## [To do]
Search the records for the string "WASPAS", then copy each line that has it.

(Element data from apps and pages)
※ ※ ※
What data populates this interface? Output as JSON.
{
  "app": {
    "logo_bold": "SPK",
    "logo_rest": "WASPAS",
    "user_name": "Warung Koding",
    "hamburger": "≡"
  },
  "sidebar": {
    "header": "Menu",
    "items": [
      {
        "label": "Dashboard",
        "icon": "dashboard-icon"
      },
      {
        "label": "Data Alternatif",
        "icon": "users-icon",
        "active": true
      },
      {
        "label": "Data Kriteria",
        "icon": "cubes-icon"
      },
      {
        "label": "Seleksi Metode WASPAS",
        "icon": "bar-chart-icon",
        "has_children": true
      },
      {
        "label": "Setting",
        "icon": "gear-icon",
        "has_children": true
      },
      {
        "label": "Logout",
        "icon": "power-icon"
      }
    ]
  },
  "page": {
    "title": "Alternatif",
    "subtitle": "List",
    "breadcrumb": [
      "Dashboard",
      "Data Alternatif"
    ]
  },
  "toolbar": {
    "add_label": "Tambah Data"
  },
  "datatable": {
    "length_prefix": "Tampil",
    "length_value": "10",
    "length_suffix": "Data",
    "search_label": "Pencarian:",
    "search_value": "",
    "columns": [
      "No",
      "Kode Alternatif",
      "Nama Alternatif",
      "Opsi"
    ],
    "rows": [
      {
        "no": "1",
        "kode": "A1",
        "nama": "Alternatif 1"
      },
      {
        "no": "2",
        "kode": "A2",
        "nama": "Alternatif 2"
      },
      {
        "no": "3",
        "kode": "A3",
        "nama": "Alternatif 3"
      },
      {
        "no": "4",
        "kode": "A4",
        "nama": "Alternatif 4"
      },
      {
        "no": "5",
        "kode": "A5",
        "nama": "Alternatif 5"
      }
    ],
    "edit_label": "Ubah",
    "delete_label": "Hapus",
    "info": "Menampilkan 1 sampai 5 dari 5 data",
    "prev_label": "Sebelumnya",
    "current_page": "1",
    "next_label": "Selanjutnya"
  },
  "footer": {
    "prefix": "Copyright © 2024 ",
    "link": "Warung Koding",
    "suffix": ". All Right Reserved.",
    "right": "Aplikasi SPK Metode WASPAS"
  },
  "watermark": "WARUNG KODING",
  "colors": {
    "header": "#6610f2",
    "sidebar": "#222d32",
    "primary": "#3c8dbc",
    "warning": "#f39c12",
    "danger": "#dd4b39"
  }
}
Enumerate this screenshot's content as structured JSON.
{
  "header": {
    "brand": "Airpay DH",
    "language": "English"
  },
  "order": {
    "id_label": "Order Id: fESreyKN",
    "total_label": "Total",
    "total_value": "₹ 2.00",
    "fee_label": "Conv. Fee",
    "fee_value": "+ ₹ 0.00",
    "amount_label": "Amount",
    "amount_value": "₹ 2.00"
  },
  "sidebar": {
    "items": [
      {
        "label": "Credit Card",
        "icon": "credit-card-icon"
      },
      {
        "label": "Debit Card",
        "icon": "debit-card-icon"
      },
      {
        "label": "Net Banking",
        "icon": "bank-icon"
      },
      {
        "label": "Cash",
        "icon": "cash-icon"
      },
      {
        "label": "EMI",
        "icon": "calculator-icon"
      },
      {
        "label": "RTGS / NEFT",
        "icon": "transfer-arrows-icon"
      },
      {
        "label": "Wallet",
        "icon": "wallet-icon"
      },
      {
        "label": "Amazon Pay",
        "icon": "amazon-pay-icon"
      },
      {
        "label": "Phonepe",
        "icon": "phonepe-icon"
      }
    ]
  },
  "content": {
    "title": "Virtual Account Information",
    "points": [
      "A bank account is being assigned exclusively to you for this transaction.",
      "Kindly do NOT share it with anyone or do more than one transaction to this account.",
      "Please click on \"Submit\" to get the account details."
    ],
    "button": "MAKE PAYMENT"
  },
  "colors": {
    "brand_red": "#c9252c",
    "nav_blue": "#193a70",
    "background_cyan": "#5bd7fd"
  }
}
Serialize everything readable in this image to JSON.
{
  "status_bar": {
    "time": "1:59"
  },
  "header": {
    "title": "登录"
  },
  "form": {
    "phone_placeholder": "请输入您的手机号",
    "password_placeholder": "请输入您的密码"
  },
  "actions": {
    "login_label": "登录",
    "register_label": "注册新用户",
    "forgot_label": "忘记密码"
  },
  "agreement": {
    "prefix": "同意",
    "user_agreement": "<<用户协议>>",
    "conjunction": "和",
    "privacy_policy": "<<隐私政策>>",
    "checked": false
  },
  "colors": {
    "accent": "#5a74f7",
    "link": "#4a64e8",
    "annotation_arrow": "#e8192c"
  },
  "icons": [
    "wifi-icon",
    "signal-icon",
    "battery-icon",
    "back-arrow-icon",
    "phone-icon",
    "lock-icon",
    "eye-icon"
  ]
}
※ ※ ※
## [Response]
    "logo_rest": "WASPAS",
        "label": "Seleksi Metode WASPAS",
    "right": "Aplikasi SPK Metode WASPAS"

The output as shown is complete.